# DIRECTIONS
In the entries below, count the lines holding "shirt". Reply with the number only.

--------

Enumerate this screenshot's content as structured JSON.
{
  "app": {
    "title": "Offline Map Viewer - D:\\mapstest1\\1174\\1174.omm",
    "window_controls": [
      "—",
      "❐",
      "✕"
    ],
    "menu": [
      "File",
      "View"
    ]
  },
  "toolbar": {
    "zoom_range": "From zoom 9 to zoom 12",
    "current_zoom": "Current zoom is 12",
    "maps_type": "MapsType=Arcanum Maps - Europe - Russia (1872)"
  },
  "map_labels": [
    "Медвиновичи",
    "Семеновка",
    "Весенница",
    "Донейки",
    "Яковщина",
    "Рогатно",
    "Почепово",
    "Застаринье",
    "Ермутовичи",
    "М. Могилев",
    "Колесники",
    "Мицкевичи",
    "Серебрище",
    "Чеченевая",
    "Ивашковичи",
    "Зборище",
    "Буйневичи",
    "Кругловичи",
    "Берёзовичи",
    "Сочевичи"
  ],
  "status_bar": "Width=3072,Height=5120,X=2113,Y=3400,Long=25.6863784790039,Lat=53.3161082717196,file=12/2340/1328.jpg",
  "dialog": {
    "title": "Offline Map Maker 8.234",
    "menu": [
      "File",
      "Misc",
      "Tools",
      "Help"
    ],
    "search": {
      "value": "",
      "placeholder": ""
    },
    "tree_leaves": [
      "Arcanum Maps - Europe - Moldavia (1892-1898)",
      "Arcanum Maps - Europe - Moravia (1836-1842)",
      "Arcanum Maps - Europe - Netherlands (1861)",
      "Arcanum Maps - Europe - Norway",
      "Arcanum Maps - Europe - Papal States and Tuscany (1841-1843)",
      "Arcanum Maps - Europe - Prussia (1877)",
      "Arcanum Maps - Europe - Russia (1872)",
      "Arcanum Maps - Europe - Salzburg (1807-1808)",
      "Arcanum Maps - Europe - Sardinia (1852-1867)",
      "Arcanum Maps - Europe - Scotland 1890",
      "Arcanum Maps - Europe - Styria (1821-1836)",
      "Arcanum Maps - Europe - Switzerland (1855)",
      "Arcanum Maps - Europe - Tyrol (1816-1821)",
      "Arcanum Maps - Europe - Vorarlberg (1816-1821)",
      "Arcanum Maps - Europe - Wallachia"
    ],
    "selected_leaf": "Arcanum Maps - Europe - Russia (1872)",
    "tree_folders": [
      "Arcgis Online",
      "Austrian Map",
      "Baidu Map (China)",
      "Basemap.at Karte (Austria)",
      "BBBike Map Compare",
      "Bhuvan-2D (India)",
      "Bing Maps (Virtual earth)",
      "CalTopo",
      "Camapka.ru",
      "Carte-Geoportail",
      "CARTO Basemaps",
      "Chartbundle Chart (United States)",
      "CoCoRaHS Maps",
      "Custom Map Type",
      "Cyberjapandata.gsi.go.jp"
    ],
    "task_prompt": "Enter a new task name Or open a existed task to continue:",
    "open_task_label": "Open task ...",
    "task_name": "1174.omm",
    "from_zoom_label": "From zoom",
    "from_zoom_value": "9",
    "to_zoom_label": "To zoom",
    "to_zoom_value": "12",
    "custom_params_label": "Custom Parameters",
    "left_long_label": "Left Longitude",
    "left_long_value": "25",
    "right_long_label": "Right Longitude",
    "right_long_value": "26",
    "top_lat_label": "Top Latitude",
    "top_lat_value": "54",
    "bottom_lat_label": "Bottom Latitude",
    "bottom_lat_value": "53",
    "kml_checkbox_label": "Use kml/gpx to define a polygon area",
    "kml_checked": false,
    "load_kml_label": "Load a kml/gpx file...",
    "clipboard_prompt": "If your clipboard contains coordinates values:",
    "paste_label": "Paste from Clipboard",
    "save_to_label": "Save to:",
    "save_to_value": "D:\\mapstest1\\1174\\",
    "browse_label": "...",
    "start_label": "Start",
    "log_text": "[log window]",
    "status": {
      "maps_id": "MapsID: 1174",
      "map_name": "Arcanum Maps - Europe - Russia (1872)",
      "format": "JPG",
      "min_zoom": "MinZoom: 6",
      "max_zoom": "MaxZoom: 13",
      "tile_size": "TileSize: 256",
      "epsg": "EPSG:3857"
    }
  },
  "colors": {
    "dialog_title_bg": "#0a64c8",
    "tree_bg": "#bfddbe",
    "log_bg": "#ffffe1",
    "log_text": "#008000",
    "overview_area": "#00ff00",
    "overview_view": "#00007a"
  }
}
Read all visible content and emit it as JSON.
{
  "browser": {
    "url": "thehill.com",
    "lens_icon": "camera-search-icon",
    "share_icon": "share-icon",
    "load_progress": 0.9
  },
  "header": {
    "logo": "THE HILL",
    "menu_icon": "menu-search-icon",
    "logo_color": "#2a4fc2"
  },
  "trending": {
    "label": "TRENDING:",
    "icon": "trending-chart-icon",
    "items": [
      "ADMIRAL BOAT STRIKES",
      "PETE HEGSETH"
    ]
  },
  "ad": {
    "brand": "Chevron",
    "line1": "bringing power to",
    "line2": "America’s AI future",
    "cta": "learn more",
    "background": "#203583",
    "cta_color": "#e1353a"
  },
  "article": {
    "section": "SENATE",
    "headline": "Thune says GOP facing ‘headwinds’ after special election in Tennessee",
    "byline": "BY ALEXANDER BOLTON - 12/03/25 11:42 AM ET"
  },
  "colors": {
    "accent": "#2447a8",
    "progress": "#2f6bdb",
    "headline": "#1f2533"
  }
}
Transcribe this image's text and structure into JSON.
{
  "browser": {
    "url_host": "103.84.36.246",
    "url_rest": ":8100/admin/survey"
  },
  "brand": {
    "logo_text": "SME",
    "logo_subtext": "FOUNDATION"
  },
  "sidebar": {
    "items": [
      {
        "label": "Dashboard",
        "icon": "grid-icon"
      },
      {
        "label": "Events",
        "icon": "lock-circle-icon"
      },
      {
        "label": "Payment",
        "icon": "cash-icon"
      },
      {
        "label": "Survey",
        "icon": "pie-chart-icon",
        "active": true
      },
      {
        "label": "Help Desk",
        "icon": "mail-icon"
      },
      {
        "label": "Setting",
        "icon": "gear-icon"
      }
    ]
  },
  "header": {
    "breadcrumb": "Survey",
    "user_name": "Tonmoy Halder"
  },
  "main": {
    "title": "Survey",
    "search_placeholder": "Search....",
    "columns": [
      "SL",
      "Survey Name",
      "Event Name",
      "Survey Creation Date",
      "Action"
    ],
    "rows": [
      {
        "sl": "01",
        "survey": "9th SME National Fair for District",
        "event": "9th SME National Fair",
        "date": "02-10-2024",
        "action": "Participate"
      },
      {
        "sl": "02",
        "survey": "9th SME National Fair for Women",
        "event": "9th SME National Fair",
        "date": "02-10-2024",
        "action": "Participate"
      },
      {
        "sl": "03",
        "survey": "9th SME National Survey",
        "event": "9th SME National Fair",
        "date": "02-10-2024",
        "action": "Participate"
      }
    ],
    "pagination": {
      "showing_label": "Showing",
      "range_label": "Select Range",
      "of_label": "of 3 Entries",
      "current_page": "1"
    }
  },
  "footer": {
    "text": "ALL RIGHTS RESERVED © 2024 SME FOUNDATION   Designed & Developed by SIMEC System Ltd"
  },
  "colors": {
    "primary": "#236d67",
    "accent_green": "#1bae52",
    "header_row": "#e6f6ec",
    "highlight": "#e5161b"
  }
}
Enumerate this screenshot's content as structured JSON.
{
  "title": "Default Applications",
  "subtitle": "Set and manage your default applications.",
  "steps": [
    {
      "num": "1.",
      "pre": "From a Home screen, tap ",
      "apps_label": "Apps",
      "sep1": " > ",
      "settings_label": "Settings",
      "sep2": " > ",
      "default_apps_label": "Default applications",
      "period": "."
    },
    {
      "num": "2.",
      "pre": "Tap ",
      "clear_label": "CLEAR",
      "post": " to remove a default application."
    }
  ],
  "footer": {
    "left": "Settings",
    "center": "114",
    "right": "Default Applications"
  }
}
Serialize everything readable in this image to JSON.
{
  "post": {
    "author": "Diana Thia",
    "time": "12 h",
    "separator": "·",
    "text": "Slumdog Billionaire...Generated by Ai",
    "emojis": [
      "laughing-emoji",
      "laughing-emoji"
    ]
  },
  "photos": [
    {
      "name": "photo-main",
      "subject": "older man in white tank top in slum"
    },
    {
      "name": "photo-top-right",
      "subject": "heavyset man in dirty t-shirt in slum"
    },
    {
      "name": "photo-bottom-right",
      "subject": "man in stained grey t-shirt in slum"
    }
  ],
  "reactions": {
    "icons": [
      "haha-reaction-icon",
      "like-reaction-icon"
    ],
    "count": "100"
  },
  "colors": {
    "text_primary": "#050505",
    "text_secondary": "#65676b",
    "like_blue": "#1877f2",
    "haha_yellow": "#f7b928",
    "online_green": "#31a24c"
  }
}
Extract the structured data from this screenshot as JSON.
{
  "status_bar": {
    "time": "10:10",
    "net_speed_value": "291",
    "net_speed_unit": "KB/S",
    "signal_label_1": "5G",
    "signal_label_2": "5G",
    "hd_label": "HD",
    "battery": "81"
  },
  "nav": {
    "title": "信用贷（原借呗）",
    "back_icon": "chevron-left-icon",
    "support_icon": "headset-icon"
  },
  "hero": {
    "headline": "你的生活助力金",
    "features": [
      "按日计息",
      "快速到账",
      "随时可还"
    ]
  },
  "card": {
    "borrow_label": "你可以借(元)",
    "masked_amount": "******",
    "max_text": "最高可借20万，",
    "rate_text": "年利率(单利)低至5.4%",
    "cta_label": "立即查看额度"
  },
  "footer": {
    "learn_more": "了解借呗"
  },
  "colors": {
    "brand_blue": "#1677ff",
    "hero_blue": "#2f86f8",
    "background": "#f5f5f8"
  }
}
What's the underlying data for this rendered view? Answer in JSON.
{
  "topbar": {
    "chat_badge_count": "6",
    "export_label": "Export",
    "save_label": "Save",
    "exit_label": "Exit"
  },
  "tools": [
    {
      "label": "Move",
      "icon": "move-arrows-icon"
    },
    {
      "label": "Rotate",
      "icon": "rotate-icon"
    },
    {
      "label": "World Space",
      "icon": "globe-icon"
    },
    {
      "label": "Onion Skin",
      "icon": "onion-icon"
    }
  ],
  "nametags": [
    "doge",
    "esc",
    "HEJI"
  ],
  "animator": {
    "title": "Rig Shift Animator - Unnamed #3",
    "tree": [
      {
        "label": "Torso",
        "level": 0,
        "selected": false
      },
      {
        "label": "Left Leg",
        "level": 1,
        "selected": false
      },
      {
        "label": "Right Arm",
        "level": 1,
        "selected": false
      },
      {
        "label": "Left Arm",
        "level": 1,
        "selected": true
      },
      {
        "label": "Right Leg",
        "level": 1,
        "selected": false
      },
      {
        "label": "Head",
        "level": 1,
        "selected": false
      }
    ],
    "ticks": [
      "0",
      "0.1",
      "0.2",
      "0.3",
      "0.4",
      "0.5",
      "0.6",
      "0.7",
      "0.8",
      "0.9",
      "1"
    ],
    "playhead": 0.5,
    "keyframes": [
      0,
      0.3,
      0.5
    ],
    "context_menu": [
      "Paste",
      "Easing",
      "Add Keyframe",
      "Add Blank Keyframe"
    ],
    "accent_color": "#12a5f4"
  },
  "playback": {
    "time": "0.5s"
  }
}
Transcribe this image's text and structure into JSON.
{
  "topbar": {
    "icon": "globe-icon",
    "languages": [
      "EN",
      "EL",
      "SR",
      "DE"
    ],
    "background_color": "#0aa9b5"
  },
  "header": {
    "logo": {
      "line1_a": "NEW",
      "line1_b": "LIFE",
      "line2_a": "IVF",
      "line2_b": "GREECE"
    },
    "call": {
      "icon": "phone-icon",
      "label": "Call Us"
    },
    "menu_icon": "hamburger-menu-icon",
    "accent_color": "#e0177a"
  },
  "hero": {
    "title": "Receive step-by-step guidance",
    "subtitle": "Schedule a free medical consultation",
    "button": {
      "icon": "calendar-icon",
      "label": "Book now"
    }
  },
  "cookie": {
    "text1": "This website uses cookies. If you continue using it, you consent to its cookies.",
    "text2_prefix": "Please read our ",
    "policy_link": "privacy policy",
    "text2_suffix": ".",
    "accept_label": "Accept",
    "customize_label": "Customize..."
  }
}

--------

# TASK RESULT
2